“Florida’s nursing homes continue to make steady improvements to quality care. That speaks directly to the strong state of our profession and our commitment to meeting residents’ needs every day,” said Emmett Reed, Executive Director of FHCA, the state’s first and largest advocacy organization for long term care providers and the frail elders they serve. “The Legislature, however, must ensure stable, adequate nursing home funding so that, as Florida’s Baby Boomers continue to age, they can expect to receive the same level of quality long term care services when the need arises.”

The State of Quality Fact Sheet highlights the measureable improvement that has occurred in nursing homes in 16 of 26 quality indicators nationwide between 2000 and 2009. Additionally, since the introduction of Florida’s increased nurse staffing levels and other quality standards in 2001, average deficiencies per facility have decreased and measures of resident care outcomes have also improved. Those mandated increased staffing standards have resulted in the creation of over 11,000 new Certified Nursing Assistant and 700 new nursing positions since 2001.

Research has also shown that family and resident satisfaction has steadily improved as a result of facilities utilizing quality improvement programs more broadly, resulting in improved quality of life for residents. The adoption of Culture Change (also known as person-centered care) in facilities is also leading to higher resident and staff satisfaction and better workforce performance, both of which can lead to quality care improvements.

The week-long State of Long Term Care series will bring awareness to Florida’s long term care demographics, Medicaid reimbursement challenges, the economic impact of the profession and the steady improvements that have been made in quality care.

For more information, follow the series at:
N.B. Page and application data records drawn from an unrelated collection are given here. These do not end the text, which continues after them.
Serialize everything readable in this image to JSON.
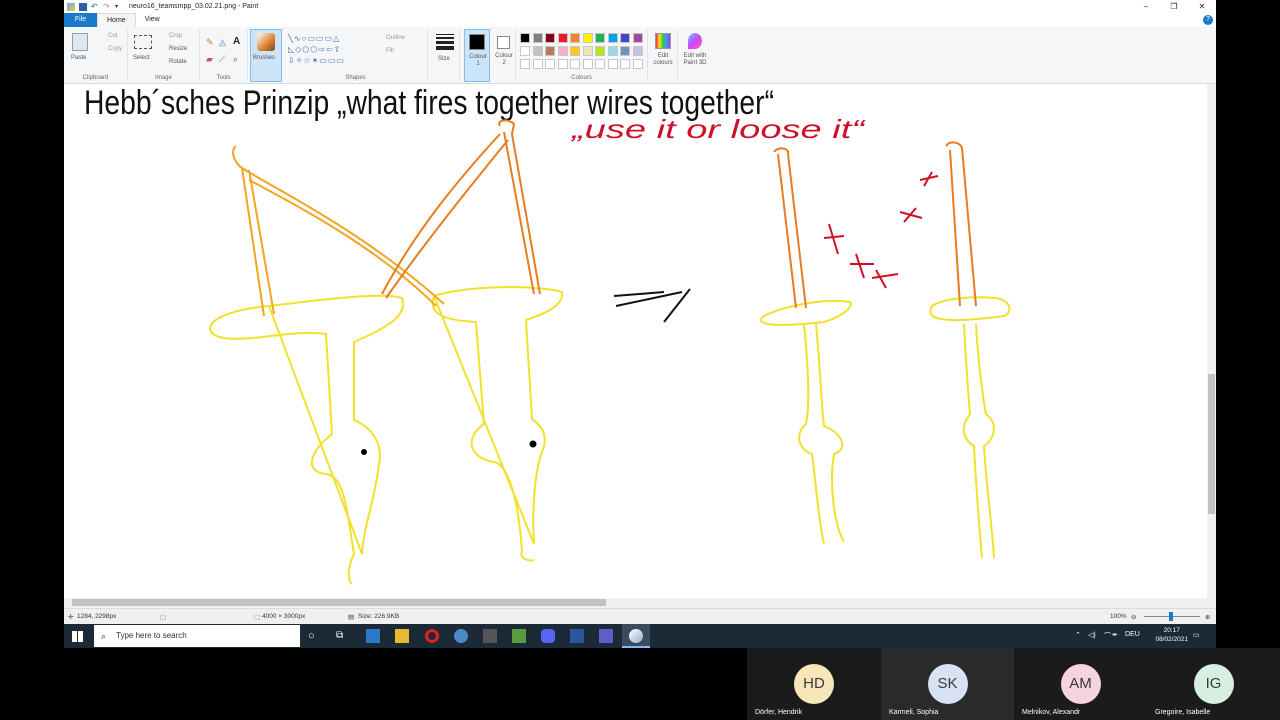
{
  "window": {
    "title": "neuro16_teamsmpp_03.02.21.png - Paint",
    "controls": [
      "–",
      "❐",
      "✕"
    ]
  },
  "tabs": [
    {
      "label": "File"
    },
    {
      "label": "Home"
    },
    {
      "label": "View"
    }
  ],
  "help_label": "?",
  "ribbon": {
    "clipboard": {
      "paste": "Paste",
      "cut": "Cut",
      "copy": "Copy",
      "label": "Clipboard"
    },
    "image": {
      "select": "Select",
      "crop": "Crop",
      "resize": "Resize",
      "rotate": "Rotate",
      "label": "Image"
    },
    "tools": {
      "label": "Tools"
    },
    "brushes": {
      "label": "Brushes"
    },
    "shapes": {
      "outline": "Outline",
      "fill": "Fill",
      "label": "Shapes"
    },
    "size": {
      "label": "Size"
    },
    "colour1": {
      "label": "Colour 1"
    },
    "colour2": {
      "label": "Colour 2"
    },
    "colours": {
      "label": "Colours",
      "row1": [
        "#000000",
        "#7f7f7f",
        "#880015",
        "#ed1c24",
        "#ff7f27",
        "#fff200",
        "#22b14c",
        "#00a2e8",
        "#3f48cc",
        "#a349a4"
      ],
      "row2": [
        "#ffffff",
        "#c3c3c3",
        "#b97a57",
        "#ffaec9",
        "#ffc90e",
        "#efe4b0",
        "#b5e61d",
        "#99d9ea",
        "#7092be",
        "#c8bfe7"
      ]
    },
    "edit_colours": "Edit colours",
    "edit_paint3d": "Edit with Paint 3D"
  },
  "canvas": {
    "heading": "Hebb´sches Prinzip „what fires together wires together“",
    "motto": "„use it or loose it“",
    "arrow_text": "=>"
  },
  "statusbar": {
    "cursor": "1284, 2298px",
    "dimensions": "4000 × 3000px",
    "size": "Size: 226.9KB",
    "zoom": "100%"
  },
  "taskbar": {
    "search_placeholder": "Type here to search",
    "language": "DEU",
    "time": "20:17",
    "date": "08/02/2021"
  },
  "participants": [
    {
      "initials": "HD",
      "name": "Dörfer, Hendrik",
      "color": "#f7e6b9"
    },
    {
      "initials": "SK",
      "name": "Karmeli, Sophia",
      "color": "#d8e2f2"
    },
    {
      "initials": "AM",
      "name": "Melnikov, Alexandr",
      "color": "#f6d3dd"
    },
    {
      "initials": "IG",
      "name": "Gregoire, Isabelle",
      "color": "#d7efe2"
    }
  ]
}
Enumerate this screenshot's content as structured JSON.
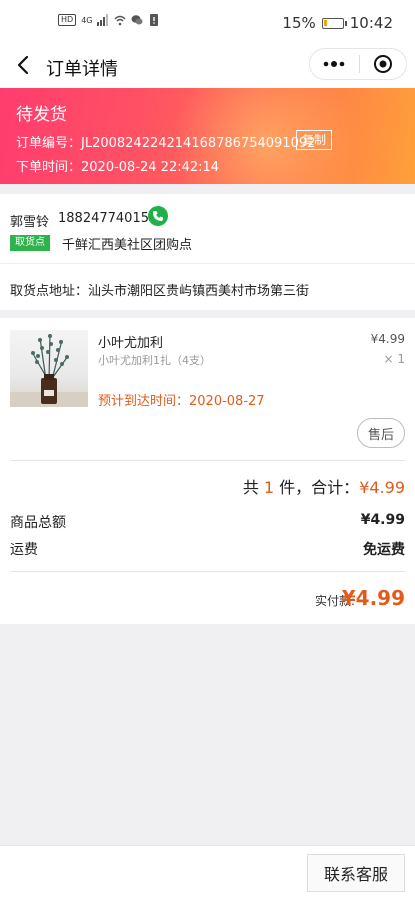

The Florida Health Care Association (FHCA) is a federation which serves nearly 1,000 members and represents over 500 long term care facilities that provide skilled nursing, post-acute and sub-acute care, short-term rehab, assisted living and other services to the frail elderly and individuals with disabilities in Florida. The mission of FHCA is to advance the quality of services, image, professional development and financial stability of its members. As Florida's first and largest advocacy organization for long term care providers and the elderly they serve, the Association has worked diligently since 1954 to assist its members with continuously improving quality of care and quality of life for the state’s growing elder care population.